(DATA UNDER STUDY Opens)

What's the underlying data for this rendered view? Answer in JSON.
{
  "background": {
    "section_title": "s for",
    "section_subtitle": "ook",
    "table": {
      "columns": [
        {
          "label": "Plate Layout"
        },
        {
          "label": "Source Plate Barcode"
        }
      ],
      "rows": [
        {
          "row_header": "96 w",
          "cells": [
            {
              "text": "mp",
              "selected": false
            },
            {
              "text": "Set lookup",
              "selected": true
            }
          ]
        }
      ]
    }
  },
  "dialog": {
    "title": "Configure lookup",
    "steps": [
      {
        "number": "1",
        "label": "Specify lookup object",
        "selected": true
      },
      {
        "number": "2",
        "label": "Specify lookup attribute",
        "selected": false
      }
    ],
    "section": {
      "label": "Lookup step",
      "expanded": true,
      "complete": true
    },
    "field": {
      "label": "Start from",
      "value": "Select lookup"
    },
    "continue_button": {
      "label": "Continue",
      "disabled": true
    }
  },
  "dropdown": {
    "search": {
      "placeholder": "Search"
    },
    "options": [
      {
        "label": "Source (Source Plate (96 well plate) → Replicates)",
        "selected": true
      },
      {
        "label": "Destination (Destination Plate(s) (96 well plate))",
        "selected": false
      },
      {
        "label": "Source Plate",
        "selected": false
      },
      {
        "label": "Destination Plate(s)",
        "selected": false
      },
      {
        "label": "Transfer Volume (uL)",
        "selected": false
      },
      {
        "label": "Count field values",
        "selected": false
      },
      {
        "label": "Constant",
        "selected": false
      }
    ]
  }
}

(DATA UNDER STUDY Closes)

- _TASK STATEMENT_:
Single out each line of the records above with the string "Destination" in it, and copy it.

- _SOLVED EXERCISE_:
        "label": "Destination (Destination Plate(s) (96 well plate))",
        "label": "Destination Plate(s)",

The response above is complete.